Walther originally had the trigger bar ears properly designed. Then they began to stamp the trigger bar out of plate steel. The stamping process leaves the bottom edge sharp. Unfortunately, when the trigger bar was formed into shape the sharp edge of the ears was on the up side which is where the rearward moving slide impacts the trigger bar to disengage it from the sear after each shot. These sharp steel ears would eat into the much softer zinc slide. Walther has made some progress in recent years of reducing this by adding an additional stamping of the top of the ears which rounds the sharp edge off a bit. My QD was acceptable. But, I re-profiled the ears anyway. I'll put up some pictures to illustrate as soon as I remember my imgur password. Happens to old peeps.....a lot. 1917
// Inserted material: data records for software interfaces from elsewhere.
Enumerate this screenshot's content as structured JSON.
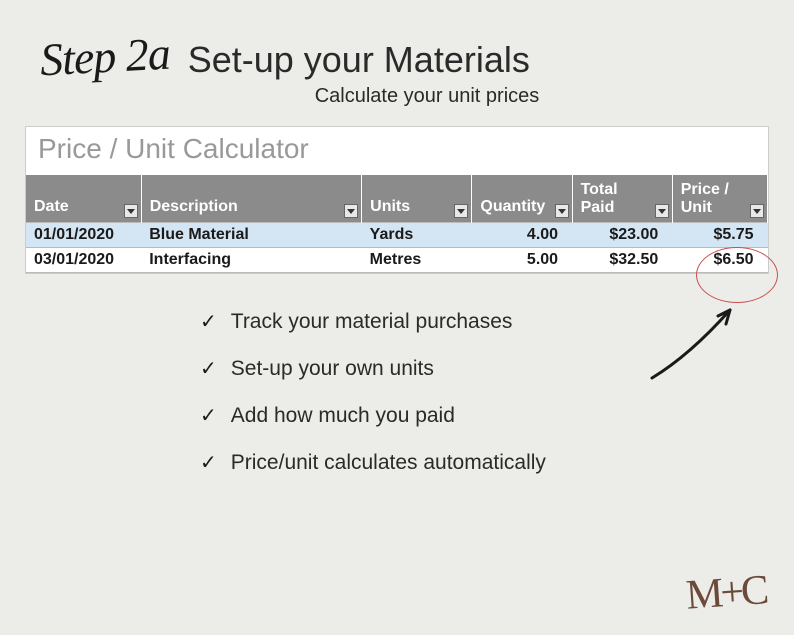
{
  "header": {
    "step": "Step 2a",
    "title": "Set-up your Materials",
    "subtitle": "Calculate your unit prices"
  },
  "sheet": {
    "title": "Price / Unit Calculator",
    "columns": {
      "date": "Date",
      "description": "Description",
      "units": "Units",
      "quantity": "Quantity",
      "total_paid_l1": "Total",
      "total_paid_l2": "Paid",
      "price_unit_l1": "Price /",
      "price_unit_l2": "Unit"
    },
    "rows": [
      {
        "date": "01/01/2020",
        "description": "Blue Material",
        "units": "Yards",
        "quantity": "4.00",
        "total_paid": "$23.00",
        "price_unit": "$5.75"
      },
      {
        "date": "03/01/2020",
        "description": "Interfacing",
        "units": "Metres",
        "quantity": "5.00",
        "total_paid": "$32.50",
        "price_unit": "$6.50"
      }
    ]
  },
  "bullets": [
    "Track your material purchases",
    "Set-up your own units",
    "Add how much you paid",
    "Price/unit calculates automatically"
  ],
  "logo": "M+C"
}
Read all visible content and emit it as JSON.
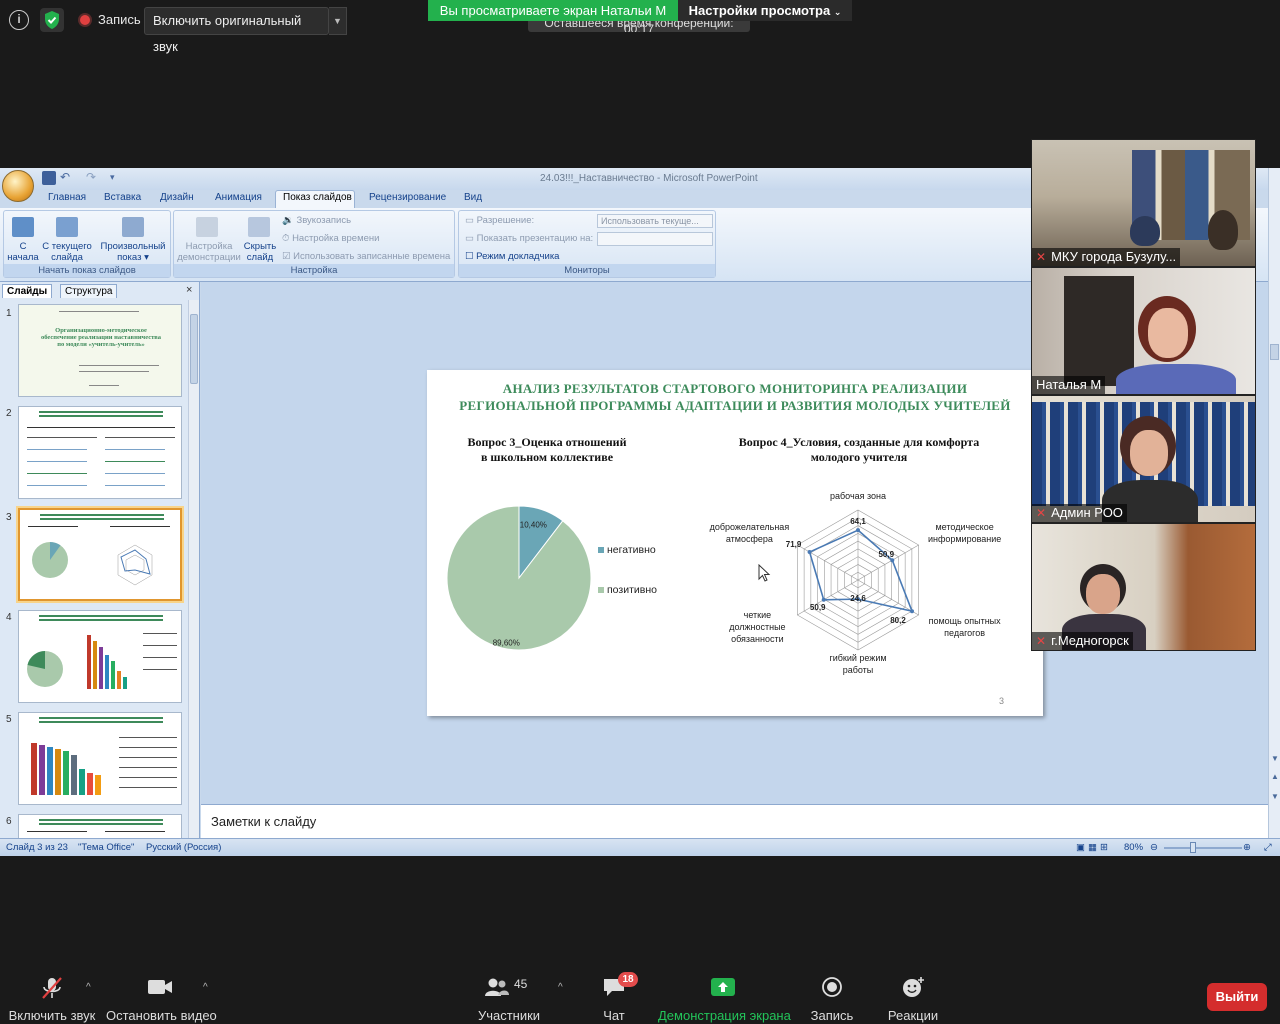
{
  "zoom_top": {
    "recording_label": "Запись",
    "original_sound_button": "Включить оригинальный звук",
    "viewing_banner": "Вы просматриваете экран Натальи М",
    "view_settings": "Настройки просмотра",
    "time_remaining": "Оставшееся время конференции: 00:17"
  },
  "ppt": {
    "window_title": "24.03!!!_Наставничество - Microsoft PowerPoint",
    "tabs": [
      "Главная",
      "Вставка",
      "Дизайн",
      "Анимация",
      "Показ слайдов",
      "Рецензирование",
      "Вид"
    ],
    "active_tab": "Показ слайдов",
    "ribbon": {
      "group1_label": "Начать показ слайдов",
      "from_start": [
        "С",
        "начала"
      ],
      "from_current": [
        "С текущего",
        "слайда"
      ],
      "custom_show": [
        "Произвольный",
        "показ ▾"
      ],
      "group2_label": "Настройка",
      "setup": [
        "Настройка",
        "демонстрации"
      ],
      "hide_slide": [
        "Скрыть",
        "слайд"
      ],
      "record_narration": "Звукозапись",
      "rehearse_timings": "Настройка времени",
      "use_timings": "Использовать записанные времена",
      "group3_label": "Мониторы",
      "resolution_label": "Разрешение:",
      "resolution_value": "Использовать текуще...",
      "show_on_label": "Показать презентацию на:",
      "presenter_view": "Режим докладчика"
    },
    "panel_tabs": [
      "Слайды",
      "Структура"
    ],
    "thumbnails": [
      "1",
      "2",
      "3",
      "4",
      "5",
      "6"
    ],
    "thumb1_title": "Организационно-методическое обеспечение реализации наставничества по модели «учитель-учитель»",
    "slide": {
      "title_line1": "АНАЛИЗ РЕЗУЛЬТАТОВ СТАРТОВОГО МОНИТОРИНГА РЕАЛИЗАЦИИ",
      "title_line2": "РЕГИОНАЛЬНОЙ ПРОГРАММЫ АДАПТАЦИИ И РАЗВИТИЯ МОЛОДЫХ УЧИТЕЛЕЙ",
      "number": "3"
    },
    "notes_placeholder": "Заметки к слайду",
    "status": {
      "slide_of": "Слайд 3 из 23",
      "theme": "\"Тема Office\"",
      "language": "Русский (Россия)",
      "zoom": "80%"
    }
  },
  "chart_data": [
    {
      "type": "pie",
      "title": "Вопрос 3_Оценка отношений в школьном коллективе",
      "title_lines": [
        "Вопрос 3_Оценка отношений",
        "в школьном коллективе"
      ],
      "categories": [
        "негативно",
        "позитивно"
      ],
      "values": [
        10.4,
        89.6
      ],
      "labels": [
        "10,40%",
        "89,60%"
      ],
      "colors": [
        "#6aa6b6",
        "#a9c9ab"
      ],
      "legend": "right"
    },
    {
      "type": "radar",
      "title": "Вопрос 4_Условия, созданные для комфорта молодого учителя",
      "title_lines": [
        "Вопрос 4_Условия, созданные для комфорта",
        "молодого учителя"
      ],
      "categories": [
        "рабочая зона",
        "методическое информирование",
        "помощь опытных педагогов",
        "гибкий режим работы",
        "четкие должностные обязанности",
        "доброжелательная атмосфера"
      ],
      "category_lines": [
        [
          "рабочая зона"
        ],
        [
          "методическое",
          "информирование"
        ],
        [
          "помощь опытных",
          "педагогов"
        ],
        [
          "гибкий режим",
          "работы"
        ],
        [
          "четкие",
          "должностные",
          "обязанности"
        ],
        [
          "доброжелательная",
          "атмосфера"
        ]
      ],
      "values": [
        64.1,
        50.9,
        80.2,
        24.6,
        50.9,
        71.9
      ],
      "value_labels": [
        "64,1",
        "50,9",
        "80,2",
        "24,6",
        "50,9",
        "71,9"
      ],
      "rmax": 90,
      "rings": 9,
      "color": "#4a7ab4"
    }
  ],
  "participants": [
    {
      "name": "МКУ города Бузулу...",
      "muted": true
    },
    {
      "name": "Наталья М",
      "muted": false
    },
    {
      "name": "Админ РОО",
      "muted": true
    },
    {
      "name": "г.Медногорск",
      "muted": true
    }
  ],
  "toolbar": {
    "unmute": "Включить звук",
    "stop_video": "Остановить видео",
    "participants": "Участники",
    "participants_count": "45",
    "chat": "Чат",
    "chat_badge": "18",
    "share_screen": "Демонстрация экрана",
    "record": "Запись",
    "reactions": "Реакции",
    "leave": "Выйти"
  }
}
Some years ago this is what a typical trigger bar ear would look like. That top, front edge is the only part that the slide engages and that sharp edge from the stamping process would chew on the knockdown ramps pretty quickly. This is what my mod was about, getting rid of that sharp edge. Later I would determine that if the lever was flipped upside down, and the ears sanded off a bit on some emery paper that the resulting slant would exactly match the slant of the knock down ramp under the slide. This all but eliminates any ear damage to the slide.
Above is a picture of the underside of my slide on a target P22. 2,000 rounds and no cleaning or lubing. Will do a thread one day on it. What is of note in my opinion is the impact area where the ears are hit by the slide. This slide has appx. 12,000 cycles on it. Compare it to yours if you will. My ear re-profiling all but eliminates any deformation of the slide ramps. The light impact areas you see above are simply where the ears have burnished off the spent powder and smoke marks. Walther had this right in the beginning....then dropped it.
This is what two minutes of work makes the ears look like. No sharp edge, the front slope on the ear matches the slope of the ramps on the slide. This is from turning the trigger bar upside down, front of the arms on some glass, ears resting on the edge of some 360 grit emery, slide the ears back and forth until the sharp edge is gone, then rub the ears back and forth front to rear on some 600 grit and this is what you will get. Pretty easy but customer service isn't always happy with home smithin'. You really don't need to even go to this much effort...just get rid of the sharp edge if your trigger bar has them. Or let them chew on the slide and Walther can sort it out....lifetime warranty.
Above is a photo of what the ears can do to the knock down ramps under the slide....and this was with some ears that had been rounded a bit. If you look at the earlier picture you can see that the slanted back ears really minimize this swaging of the zinc as compared to just rounding the ear off a slight amt. I don't remember which slide that was but it probably had 15K or 25K cycles on it.